I sat on the ferry, leaning protectively on my suitcase, when a young man approached me. “Are you staying in Bantayan for long?” he asked and smiled. I relaxed knowing he could not whisk away my suitcase, and started a conversation. I was then introduced to his 4 friends and found out all of them worked on the ferry. “It’s a one year commitment,” they explained “We have to spend the entire time on the boat waking up each day about 2 or 3 in the morning. Hopefully, when we’re all done we can get good jobs on large international ships.” Tough life. Just some of the amazing people I have met in this country. Lesson 3: Make friends whenever possible.
When I got off the ferry, my bag was gone again, placed on the back of a bicycle and ready to go. 20 pesos. And so, when I finally arrived at the School of the SEAs, I had stories to tell. Many of the people I had not met before but I launched into my adventure anyway acting out the taking of my bag, the bus passengers, the ferry men and more. The people, complete strangers at the time, laughed and laughed while they munched on their bread rolls and stared at the excited, rain-soaked newcomer. Did I mention it had begun to rain?
Lesson 4: When you have a story to tell, always bring food. That way even if your story is uninteresting, at least your listeners have something to eat.
11 thoughts on “Trip to Bantayan Island”
I love reading your blogs. Today’s lesson were humorous and true. Keep up the good work. Love what you are doing! Wish I was young again and traveling like you!
Amy Kasprzak(from St John’s Island last January!)
I love that last lesson. I’m going to try that now: bribing people with food to listen to me.
do people generally understand English there? or are you using Spanish? …. or have you become fluent in Tagalog?
it still is funny kate! 🙂
Dialect there is Cebuano, completely different from Tagalog. Though some of them can speak english, a half percent can understand english but you need to speak slower and clearer.
Hi! I chanced upon your blog while searching for something on the School of the SEAs. I volunteered during the last two Bantayan Arts Festivals. 🙂
P.S. I love that you’re an Environmental Studies major, a traveler, and have twelve toes (my sister has twelve toes and is a professional dancer. :))
What a wonderful experience! I wish I could have visited earlier and taken part in the Arts festivals. The more I learn about environmental protections initiatives, the more I believe in incorporating the local communities and future generations.
I do have to admit that I no longer have twelve toes (they were removed when I was about 6 months old). However, I wear my scars with pride and absolutely LOVE that your sister is a dancer. It’s nice to know that feet of all shapes and sizes can perform wonders. Thank you so much for your comment!
Next time you’re in the Philippines, you should check this out: http://hedcentrcp.wordpress.com/
The rive is walking distance from the school where I teach and all the students (from pre-school to high school) contribute to the river conservation in varying degrees. 🙂

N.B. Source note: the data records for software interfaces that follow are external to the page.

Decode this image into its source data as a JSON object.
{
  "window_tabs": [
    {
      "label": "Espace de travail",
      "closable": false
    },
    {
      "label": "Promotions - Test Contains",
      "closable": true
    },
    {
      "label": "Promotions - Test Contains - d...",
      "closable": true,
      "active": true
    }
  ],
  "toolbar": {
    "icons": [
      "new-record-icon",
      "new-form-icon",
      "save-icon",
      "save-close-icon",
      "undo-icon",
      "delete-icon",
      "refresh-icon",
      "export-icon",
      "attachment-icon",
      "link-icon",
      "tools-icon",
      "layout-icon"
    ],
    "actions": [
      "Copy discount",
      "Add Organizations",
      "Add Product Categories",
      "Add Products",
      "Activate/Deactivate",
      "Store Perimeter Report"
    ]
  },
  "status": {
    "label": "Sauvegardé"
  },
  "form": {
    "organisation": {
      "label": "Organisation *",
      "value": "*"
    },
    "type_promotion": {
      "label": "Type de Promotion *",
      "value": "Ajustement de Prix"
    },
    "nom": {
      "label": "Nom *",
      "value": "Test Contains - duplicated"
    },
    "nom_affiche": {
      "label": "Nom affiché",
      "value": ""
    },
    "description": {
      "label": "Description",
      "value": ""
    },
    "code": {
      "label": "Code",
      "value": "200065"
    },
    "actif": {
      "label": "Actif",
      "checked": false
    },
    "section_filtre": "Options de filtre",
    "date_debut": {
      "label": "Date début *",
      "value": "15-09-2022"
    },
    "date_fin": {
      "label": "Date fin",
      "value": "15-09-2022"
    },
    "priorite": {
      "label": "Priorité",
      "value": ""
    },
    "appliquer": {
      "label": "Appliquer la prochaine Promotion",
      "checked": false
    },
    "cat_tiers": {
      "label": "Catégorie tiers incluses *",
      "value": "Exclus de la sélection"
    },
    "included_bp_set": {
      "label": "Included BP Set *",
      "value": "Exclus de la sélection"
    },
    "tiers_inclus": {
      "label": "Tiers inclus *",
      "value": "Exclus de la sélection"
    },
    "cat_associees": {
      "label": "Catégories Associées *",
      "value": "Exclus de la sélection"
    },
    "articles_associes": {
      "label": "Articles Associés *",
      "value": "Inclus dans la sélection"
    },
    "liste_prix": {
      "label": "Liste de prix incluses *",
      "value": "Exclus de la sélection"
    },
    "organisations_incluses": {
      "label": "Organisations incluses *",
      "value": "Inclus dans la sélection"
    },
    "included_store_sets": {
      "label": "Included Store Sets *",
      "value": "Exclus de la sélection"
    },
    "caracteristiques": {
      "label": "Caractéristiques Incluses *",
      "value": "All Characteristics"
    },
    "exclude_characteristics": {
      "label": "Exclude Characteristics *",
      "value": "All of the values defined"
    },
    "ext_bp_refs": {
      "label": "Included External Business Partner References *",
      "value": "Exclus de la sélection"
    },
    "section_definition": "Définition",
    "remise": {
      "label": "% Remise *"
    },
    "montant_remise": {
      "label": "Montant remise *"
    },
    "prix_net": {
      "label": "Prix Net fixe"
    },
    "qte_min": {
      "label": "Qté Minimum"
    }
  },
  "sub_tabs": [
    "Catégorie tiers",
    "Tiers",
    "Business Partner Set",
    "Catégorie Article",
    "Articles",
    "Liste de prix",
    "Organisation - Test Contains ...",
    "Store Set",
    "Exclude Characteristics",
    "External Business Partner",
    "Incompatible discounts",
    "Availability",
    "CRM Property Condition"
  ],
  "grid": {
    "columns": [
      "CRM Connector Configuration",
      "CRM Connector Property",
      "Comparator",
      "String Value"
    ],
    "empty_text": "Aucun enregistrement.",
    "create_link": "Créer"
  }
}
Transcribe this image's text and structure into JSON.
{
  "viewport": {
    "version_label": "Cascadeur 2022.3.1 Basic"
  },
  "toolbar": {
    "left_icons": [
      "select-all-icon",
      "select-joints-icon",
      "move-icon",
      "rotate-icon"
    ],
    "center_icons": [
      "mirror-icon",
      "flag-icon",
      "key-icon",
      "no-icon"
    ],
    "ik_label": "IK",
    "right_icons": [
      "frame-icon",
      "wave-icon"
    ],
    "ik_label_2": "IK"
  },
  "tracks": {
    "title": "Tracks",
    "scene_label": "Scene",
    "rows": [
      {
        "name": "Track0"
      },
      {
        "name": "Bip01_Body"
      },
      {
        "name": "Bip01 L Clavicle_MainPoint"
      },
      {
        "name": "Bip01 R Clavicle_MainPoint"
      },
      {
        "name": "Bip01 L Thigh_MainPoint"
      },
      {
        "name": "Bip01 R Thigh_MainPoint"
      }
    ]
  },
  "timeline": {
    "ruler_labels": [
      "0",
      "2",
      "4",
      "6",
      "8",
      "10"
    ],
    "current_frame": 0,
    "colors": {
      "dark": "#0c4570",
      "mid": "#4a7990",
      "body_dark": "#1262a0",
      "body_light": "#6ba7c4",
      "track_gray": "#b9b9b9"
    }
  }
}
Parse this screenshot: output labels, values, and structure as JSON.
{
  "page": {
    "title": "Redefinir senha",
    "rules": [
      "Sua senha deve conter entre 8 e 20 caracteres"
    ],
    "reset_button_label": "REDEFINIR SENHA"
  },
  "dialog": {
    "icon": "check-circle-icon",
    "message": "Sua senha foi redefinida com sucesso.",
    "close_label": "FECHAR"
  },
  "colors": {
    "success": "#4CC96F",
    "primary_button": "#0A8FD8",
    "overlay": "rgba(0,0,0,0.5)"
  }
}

Like what you said.. in short.. need to be prepared at all times, alert and be keen observant so that things will turn out smoothly.. hope i can go there sometime.. just dont know where and how to get there…